A 2011 report from Climate Policy Institute (CPI) estimates that up to now 95 percent (or US$ 92.5 billion) of global financial flows earmarked for climate up were flowing toward renewable-intensive mitigation activities, while only five percent (or US$ 4.4 billion) were directed toward adaptation work under the current financial architecture. Moreover, the current global climate finance architecture, as described in the same report, does not include any non-state channel or practically accessible instrument through which climate funds can be accessed directly by grassroots actors, as most existing channels climate finance require NGOs and civil society actors to access climate funds through government agencies, or Development Assistance Committees (DACs). With adaptation loosely characterizing the bulk of grassroots initiatives led by women and vulnerable communities, limited resources and restricted financing instruments reduce the potential for important initiatives on a range of social and policy agendas to be ‘scaled up.’ This includes some of the most effective, bottom-up processes to make national adaptation plans more inclusive and responsive to the most urgent needs of local communities that are being affected by climate change. National agro-policy reform to regulate the use of high risk pesticides as a way to ensure crop diversity and local food security is one example of adaptation work that grassroots, women-led initiatives could scale up with a medium size climate grant – if it were made available to them.
Across the continents, women are taking a stand against climate change; not simply as activists but also as mediators and negotiators, activity planners, agenda setters, informed policy advocates, and as mobilizing forces in the communities most affected by climate change. Women-led responses to climate change range significantly in terms of scale, type of activity, issues and desired impact. This lack of uniformity presents an ongoing challenge for climate policy architects. Women-led initiatives often fail to fit comfortably within the existing conceptual and practical approaches to climate action, which focus on incentivizing climate technology transfers for public infrastructures and development policymaking that lower carbon emissions at the national and regional levels. Emphasis on efficient emissions-reductions, technologies transfer and opportunities for leverage leaves little conceptual room and few practical resources for other types of work that address climate. Getting grassroots, women-led adaptation initiatives taken seriously and funded within the purview of climate action writ large thus requires a two-pronged approach: first, expanding and diversifying the issues that fall within popular and policy understandings of “climate”; and second, operationalizing new initiatives that will benefit from climate financing.
Reframing climate action to include grassroots adaptation initiatives will enable policymakers to implement the most comprehensive mandate of the United Nations Framework Convention on Climate Change (UNFCCC) instead of only focusing on the most capital intensive aspects. As the 2010 Cancun UNFCCC decision set forth, issues ranging from biodiversity, food security, agriculture, water and forest protection, to varied land use practices can and should all be considered within the rubric of ‘climate.’ Women-led initiatives tend to reflect a mix of issues, sectors and communities. As such, they require access to funds which do not restrict them from working on different issues relating to climate as important social, gender and environmental co-benefits, such as land, biodiversity, food security and others. Hence a second prong of the approach is to work within the existing architecture to operationalize new channels and instruments through which women’s grassroots initiatives can receive climate funds based on their needs and that recognize their contributions as part of the global effort to adapt to climate change, including work that changes social behaviors and climate-related policies from the ground up.

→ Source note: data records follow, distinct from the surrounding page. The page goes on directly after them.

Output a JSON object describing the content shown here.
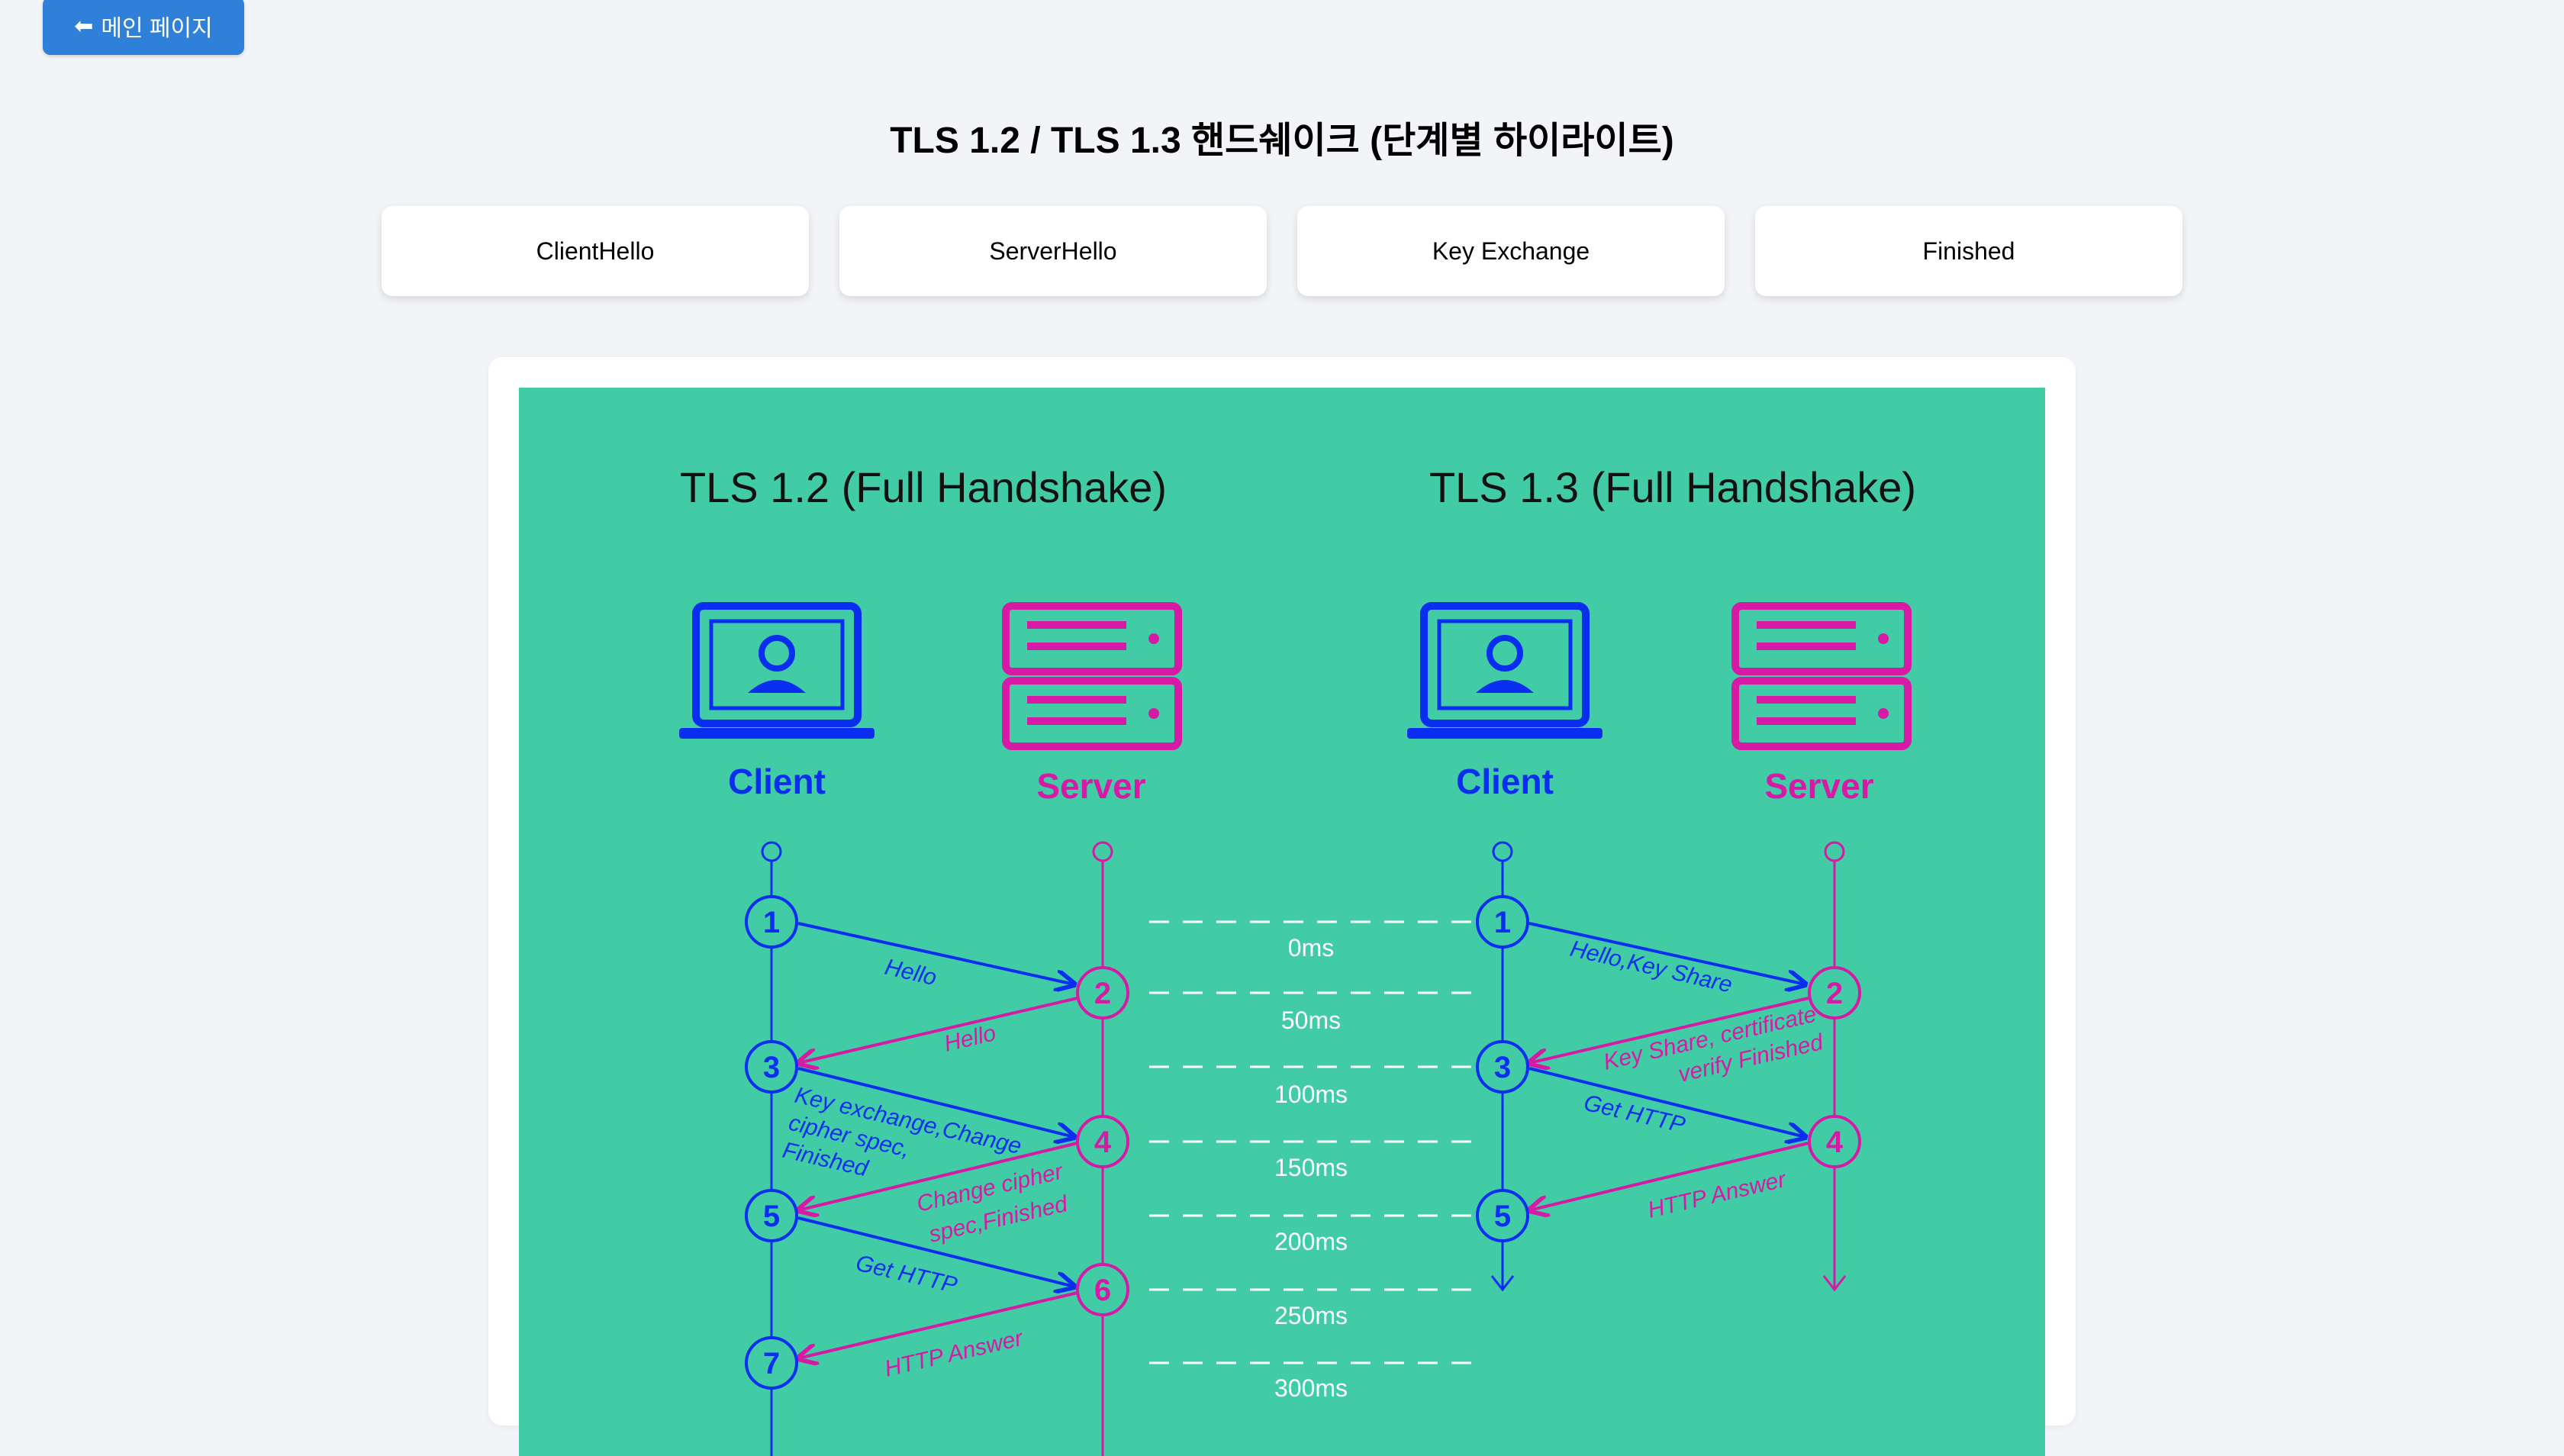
{
  "nav": {
    "back_label": "메인 페이지"
  },
  "page": {
    "title": "TLS 1.2 / TLS 1.3 핸드쉐이크 (단계별 하이라이트)"
  },
  "steps": [
    {
      "label": "ClientHello"
    },
    {
      "label": "ServerHello"
    },
    {
      "label": "Key Exchange"
    },
    {
      "label": "Finished"
    }
  ],
  "diagram": {
    "bg_color": "#41cca6",
    "client_color": "#0a2ef0",
    "server_color": "#d61aa6",
    "tls12": {
      "title": "TLS 1.2 (Full Handshake)",
      "client_label": "Client",
      "server_label": "Server",
      "step_numbers": [
        "1",
        "2",
        "3",
        "4",
        "5",
        "6",
        "7"
      ],
      "messages": {
        "m1": "Hello",
        "m2": "Hello",
        "m3_line1": "Key exchange,Change",
        "m3_line2": "cipher spec,",
        "m3_line3": "Finished",
        "m4_line1": "Change cipher",
        "m4_line2": "spec,Finished",
        "m5": "Get HTTP",
        "m6": "HTTP Answer"
      }
    },
    "tls13": {
      "title": "TLS 1.3 (Full Handshake)",
      "client_label": "Client",
      "server_label": "Server",
      "step_numbers": [
        "1",
        "2",
        "3",
        "4",
        "5"
      ],
      "messages": {
        "m1": "Hello,Key Share",
        "m2_line1": "Key Share, certificate",
        "m2_line2": "verify Finished",
        "m3": "Get HTTP",
        "m4": "HTTP Answer"
      }
    },
    "timeline": [
      "0ms",
      "50ms",
      "100ms",
      "150ms",
      "200ms",
      "250ms",
      "300ms"
    ]
  }
}
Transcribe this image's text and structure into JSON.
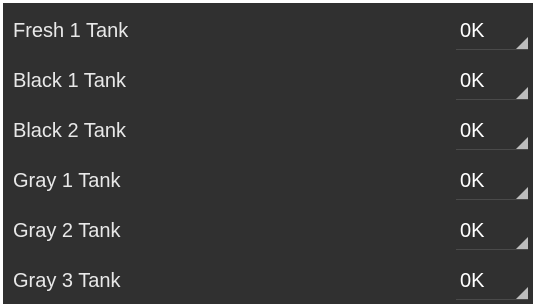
{
  "tanks": [
    {
      "label": "Fresh 1 Tank",
      "status": "0K"
    },
    {
      "label": "Black 1 Tank",
      "status": "0K"
    },
    {
      "label": "Black 2 Tank",
      "status": "0K"
    },
    {
      "label": "Gray 1 Tank",
      "status": "0K"
    },
    {
      "label": "Gray 2 Tank",
      "status": "0K"
    },
    {
      "label": "Gray 3 Tank",
      "status": "0K"
    }
  ],
  "colors": {
    "background": "#303030",
    "text": "#e8e8e8",
    "spinner_indicator": "#bdbdbd"
  },
  "icons": {
    "spinner_indicator": "spinner-corner-triangle-icon"
  }
}
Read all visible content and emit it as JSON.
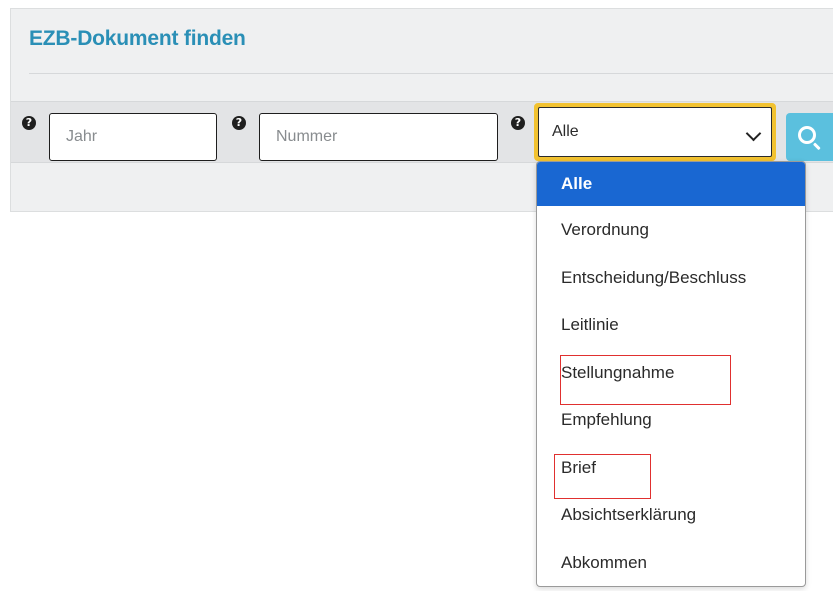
{
  "panel": {
    "title": "EZB-Dokument finden"
  },
  "search": {
    "year_placeholder": "Jahr",
    "number_placeholder": "Nummer",
    "type_selected": "Alle",
    "help_icon": "question-circle-icon",
    "search_icon": "search-icon"
  },
  "dropdown": {
    "options": [
      "Alle",
      "Verordnung",
      "Entscheidung/Beschluss",
      "Leitlinie",
      "Stellungnahme",
      "Empfehlung",
      "Brief",
      "Absichtserklärung",
      "Abkommen"
    ],
    "selected_index": 0,
    "highlighted_options": [
      "Stellungnahme",
      "Brief"
    ]
  },
  "colors": {
    "title": "#2a8fb6",
    "focus_border": "#f2c230",
    "search_button": "#5bc0de",
    "selected_option": "#1967d2",
    "annotation_box": "#e0302f"
  }
}
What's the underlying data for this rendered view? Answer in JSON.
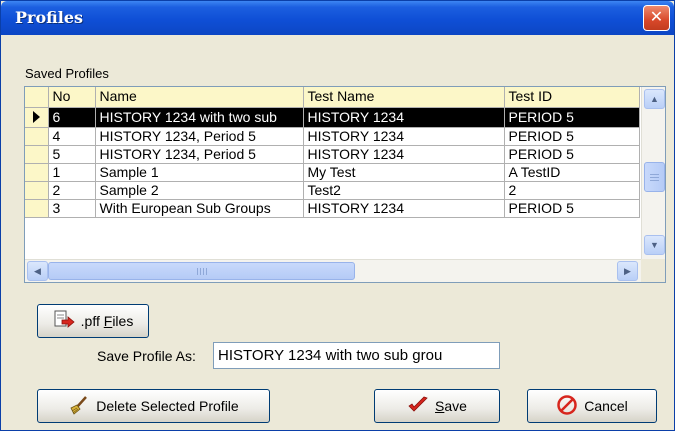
{
  "window": {
    "title": "Profiles",
    "close_glyph": "✕"
  },
  "saved_profiles_label": "Saved Profiles",
  "table": {
    "columns": [
      "No",
      "Name",
      "Test Name",
      "Test ID"
    ],
    "rows": [
      {
        "no": "6",
        "name": "HISTORY 1234 with two sub",
        "test_name": "HISTORY 1234",
        "test_id": "PERIOD 5",
        "selected": true
      },
      {
        "no": "4",
        "name": "HISTORY 1234, Period 5",
        "test_name": "HISTORY 1234",
        "test_id": "PERIOD 5"
      },
      {
        "no": "5",
        "name": "HISTORY 1234, Period 5",
        "test_name": "HISTORY 1234",
        "test_id": "PERIOD 5"
      },
      {
        "no": "1",
        "name": "Sample 1",
        "test_name": "My Test",
        "test_id": "A TestID"
      },
      {
        "no": "2",
        "name": "Sample 2",
        "test_name": "Test2",
        "test_id": "2"
      },
      {
        "no": "3",
        "name": "With European Sub Groups",
        "test_name": "HISTORY 1234",
        "test_id": "PERIOD 5"
      }
    ]
  },
  "buttons": {
    "pff_prefix": ".pff ",
    "pff_hotkey": "F",
    "pff_suffix": "iles",
    "delete": "Delete Selected Profile",
    "save_hotkey": "S",
    "save_suffix": "ave",
    "cancel": "Cancel"
  },
  "save_as": {
    "label": "Save Profile As:",
    "value": "HISTORY 1234 with two sub grou"
  },
  "icons": {
    "close": "close-icon",
    "pff": "file-export-icon",
    "delete": "broom-icon",
    "save": "checkmark-icon",
    "cancel": "no-entry-icon"
  },
  "colors": {
    "selected_row": "#000000",
    "header": "#fcf7c8",
    "titlebar": "#0f4fd6"
  }
}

Women’s funds and human rights funds play an important role in advancing both objectives. These funds offer a high-capacity, highly networked global infrastructure through which small and medium sized climate grants (up to 50,000 €/US$) can be directed to support grassroots initiatives. In addition to financial grants earmarked for women-led initiatives and their work on climate, women’s funds offer varied possibilities for “accompaniment” support—extra-financial forms of support that focus on enabling strategic partnerships between grassroots initiatives in different communities and sectors, giving feedback on strategic planning and direction, building visibility and identifying spaces where structural decisions on key issues are being negotiated.
Mama Cash is one example of a women’s fund providing accompaniment support and medium-sized financial grants for women-led initiatives that are focused on structural change at different levels of society—from social practices surrounding water use and access in the community to inheritance and ownership laws relating to land and agriculture. The shift toward medium sized grants reinforces the fund’s commitment to groups that think beyond “the project,” and conceptualize change as a longer term commitment to making structures more inclusive and responsive from the bottom up.
Women’s funds and human rights funds are similarly well-positioned to engage with and absorb funds from existing channels of climate finance, including funds channeled via bilateral development agencies, private philanthropic foundations with an interest in climate and occasionally corporate social responsibility programs. By engaging with these channels and acting as possible financial intermediaries for grassroots women in developing countries, women’s funds and human rights funds are able to sensitize existing climate-related financing instruments and funds to new ways of thinking about women-led work on food security, biodiversity, access to water and related issues as part of climate action.
Together these funds can add significant value and capacity to the global climate finance architecture by making it more inclusive of and responsive to those confronted first, hardest and longest by the immediate effects of climate change – women working at the grassroots level in developing countries.
Click here for the pdf version of Rethinking the Climate Grant (3 pages, pdf, KB)